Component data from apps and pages
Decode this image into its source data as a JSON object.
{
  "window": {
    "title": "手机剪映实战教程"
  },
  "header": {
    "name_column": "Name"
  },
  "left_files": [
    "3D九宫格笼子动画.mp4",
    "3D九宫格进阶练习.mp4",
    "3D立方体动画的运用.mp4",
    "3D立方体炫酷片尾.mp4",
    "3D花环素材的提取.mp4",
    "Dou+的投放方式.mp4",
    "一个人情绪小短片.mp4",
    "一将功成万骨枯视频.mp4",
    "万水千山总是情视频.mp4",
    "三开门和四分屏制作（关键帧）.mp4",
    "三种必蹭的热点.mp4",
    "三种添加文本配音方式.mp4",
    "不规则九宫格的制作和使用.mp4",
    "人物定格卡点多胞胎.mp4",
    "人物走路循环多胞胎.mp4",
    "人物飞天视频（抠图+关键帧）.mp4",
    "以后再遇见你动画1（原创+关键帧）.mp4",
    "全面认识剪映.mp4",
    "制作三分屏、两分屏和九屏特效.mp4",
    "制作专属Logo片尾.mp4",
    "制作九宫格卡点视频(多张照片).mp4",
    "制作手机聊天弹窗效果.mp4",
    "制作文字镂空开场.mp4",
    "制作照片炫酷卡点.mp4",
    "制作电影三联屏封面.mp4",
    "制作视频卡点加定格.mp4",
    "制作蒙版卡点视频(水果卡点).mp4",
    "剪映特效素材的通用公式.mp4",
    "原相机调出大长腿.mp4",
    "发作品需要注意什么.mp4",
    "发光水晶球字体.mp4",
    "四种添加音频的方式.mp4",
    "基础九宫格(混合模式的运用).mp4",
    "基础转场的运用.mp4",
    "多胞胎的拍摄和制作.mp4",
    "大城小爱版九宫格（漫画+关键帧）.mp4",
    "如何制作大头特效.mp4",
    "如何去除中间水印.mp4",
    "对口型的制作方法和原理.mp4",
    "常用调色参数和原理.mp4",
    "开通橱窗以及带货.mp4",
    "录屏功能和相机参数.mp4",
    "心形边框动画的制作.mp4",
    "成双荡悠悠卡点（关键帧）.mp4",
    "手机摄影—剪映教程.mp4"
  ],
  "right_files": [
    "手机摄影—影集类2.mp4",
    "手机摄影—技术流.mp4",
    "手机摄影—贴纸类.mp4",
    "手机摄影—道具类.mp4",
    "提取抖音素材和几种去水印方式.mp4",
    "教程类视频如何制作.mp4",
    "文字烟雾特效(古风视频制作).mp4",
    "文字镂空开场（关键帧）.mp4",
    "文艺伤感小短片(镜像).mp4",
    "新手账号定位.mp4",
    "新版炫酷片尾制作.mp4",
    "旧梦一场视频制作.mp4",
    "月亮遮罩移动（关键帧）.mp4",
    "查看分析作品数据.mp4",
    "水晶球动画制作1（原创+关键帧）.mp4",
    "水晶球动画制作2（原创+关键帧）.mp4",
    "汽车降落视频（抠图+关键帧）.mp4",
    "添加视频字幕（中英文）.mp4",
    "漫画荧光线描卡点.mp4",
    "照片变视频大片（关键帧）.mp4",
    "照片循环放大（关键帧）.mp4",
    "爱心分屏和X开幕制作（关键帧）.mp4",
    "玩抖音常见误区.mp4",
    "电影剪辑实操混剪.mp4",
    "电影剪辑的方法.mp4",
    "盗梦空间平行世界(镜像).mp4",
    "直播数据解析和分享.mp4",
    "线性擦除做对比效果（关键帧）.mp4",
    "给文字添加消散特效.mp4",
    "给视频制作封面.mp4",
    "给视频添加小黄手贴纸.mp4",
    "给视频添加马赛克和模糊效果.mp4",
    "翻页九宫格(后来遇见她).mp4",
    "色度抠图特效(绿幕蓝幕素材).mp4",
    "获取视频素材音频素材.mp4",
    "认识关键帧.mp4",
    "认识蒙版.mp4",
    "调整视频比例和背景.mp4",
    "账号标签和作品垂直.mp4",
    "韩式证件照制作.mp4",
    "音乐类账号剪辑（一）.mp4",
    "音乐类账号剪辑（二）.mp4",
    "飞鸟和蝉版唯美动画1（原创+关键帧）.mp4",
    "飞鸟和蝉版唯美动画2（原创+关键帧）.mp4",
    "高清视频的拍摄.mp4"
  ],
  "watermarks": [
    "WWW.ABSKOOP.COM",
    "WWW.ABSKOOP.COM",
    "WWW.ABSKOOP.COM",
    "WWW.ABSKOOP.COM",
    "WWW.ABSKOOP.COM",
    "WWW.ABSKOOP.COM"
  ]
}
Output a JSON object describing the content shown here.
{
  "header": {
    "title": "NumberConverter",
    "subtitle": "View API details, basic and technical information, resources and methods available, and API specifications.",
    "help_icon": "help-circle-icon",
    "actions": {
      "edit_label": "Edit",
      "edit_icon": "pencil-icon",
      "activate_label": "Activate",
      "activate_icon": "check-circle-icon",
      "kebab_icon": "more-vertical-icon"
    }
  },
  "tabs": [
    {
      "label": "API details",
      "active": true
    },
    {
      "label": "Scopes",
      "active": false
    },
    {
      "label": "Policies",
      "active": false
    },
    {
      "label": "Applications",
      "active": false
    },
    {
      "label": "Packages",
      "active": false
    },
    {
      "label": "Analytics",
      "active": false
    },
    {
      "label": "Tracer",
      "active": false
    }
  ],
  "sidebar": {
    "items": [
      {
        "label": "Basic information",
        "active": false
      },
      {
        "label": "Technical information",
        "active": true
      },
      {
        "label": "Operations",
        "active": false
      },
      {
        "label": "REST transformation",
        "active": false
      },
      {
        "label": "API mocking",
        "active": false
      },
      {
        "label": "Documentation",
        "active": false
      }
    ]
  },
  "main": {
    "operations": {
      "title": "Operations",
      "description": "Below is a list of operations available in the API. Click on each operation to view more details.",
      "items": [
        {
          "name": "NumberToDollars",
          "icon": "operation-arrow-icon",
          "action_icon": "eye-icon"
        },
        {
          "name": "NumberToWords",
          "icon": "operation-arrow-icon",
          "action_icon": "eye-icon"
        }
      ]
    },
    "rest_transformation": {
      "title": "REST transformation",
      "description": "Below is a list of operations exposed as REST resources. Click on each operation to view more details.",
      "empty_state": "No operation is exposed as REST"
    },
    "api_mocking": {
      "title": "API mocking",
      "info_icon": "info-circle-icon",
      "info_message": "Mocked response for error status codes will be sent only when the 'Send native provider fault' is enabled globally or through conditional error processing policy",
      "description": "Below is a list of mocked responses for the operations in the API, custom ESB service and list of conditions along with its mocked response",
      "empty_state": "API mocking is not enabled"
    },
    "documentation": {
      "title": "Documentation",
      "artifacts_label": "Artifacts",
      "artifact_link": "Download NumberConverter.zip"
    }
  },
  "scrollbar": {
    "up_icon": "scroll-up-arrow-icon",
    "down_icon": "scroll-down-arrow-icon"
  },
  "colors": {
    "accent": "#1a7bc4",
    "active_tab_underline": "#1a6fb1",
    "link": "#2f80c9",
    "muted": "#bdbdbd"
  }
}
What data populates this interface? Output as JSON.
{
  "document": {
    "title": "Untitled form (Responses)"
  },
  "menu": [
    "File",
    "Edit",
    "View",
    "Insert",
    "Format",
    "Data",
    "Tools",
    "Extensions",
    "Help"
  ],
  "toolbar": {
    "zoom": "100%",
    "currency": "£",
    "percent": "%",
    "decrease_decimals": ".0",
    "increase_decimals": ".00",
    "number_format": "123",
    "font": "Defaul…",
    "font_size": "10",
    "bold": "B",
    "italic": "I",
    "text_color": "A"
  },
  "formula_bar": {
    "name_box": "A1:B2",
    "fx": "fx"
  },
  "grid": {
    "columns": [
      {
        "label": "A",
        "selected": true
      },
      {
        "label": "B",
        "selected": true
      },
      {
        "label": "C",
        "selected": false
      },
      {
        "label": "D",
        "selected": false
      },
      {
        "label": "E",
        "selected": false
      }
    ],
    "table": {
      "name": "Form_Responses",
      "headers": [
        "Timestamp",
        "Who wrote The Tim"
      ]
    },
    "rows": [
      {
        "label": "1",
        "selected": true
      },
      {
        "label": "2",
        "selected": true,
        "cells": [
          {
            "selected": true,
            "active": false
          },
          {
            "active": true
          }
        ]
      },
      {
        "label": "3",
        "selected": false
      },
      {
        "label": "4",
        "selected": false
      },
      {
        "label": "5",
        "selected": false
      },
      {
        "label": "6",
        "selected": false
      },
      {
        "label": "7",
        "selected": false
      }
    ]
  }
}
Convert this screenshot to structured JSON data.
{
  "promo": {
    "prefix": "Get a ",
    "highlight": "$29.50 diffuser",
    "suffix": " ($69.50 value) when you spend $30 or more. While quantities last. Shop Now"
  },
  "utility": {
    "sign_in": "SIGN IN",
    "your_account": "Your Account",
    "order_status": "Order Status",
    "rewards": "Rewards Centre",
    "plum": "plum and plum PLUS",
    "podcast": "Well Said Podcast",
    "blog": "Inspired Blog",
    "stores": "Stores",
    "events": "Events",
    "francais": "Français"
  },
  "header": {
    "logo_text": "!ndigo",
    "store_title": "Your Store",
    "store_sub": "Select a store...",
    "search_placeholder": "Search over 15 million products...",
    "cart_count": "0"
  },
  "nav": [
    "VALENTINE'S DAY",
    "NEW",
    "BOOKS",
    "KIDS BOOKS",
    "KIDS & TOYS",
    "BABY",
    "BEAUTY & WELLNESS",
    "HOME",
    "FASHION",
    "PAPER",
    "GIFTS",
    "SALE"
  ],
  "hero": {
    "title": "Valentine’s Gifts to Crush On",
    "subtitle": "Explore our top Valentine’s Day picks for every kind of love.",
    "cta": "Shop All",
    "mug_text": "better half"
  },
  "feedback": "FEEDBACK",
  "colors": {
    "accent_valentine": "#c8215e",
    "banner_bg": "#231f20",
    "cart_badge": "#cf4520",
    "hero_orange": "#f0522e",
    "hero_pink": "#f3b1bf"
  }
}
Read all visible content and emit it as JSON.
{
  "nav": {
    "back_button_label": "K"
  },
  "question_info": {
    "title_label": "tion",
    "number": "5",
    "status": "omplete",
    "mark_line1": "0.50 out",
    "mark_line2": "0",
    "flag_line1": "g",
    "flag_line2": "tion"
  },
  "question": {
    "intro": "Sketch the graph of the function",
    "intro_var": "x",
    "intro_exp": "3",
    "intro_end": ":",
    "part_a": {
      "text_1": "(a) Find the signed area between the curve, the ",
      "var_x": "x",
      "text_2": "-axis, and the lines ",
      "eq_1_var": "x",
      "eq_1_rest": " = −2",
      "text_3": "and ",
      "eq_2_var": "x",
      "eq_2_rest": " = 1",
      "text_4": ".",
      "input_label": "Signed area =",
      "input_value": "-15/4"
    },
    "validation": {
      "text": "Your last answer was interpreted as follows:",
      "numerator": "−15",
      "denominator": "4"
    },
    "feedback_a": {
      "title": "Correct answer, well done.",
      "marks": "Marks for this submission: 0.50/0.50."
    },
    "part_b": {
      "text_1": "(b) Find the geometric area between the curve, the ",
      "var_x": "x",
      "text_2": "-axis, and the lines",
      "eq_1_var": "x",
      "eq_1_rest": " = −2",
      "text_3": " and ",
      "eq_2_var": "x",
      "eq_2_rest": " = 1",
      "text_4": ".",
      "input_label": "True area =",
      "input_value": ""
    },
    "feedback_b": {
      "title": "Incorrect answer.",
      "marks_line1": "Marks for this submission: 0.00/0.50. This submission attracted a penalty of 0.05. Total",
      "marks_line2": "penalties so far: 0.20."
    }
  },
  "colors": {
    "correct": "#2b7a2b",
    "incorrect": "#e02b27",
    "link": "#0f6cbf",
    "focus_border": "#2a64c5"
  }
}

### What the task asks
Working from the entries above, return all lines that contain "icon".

### Response to the task
    "help_icon": "help-circle-icon",
      "edit_icon": "pencil-icon",
      "activate_icon": "check-circle-icon",
      "kebab_icon": "more-vertical-icon"
          "icon": "operation-arrow-icon",
          "action_icon": "eye-icon"
          "icon": "operation-arrow-icon",
          "action_icon": "eye-icon"
      "info_icon": "info-circle-icon",
    "up_icon": "scroll-up-arrow-icon",
    "down_icon": "scroll-down-arrow-icon"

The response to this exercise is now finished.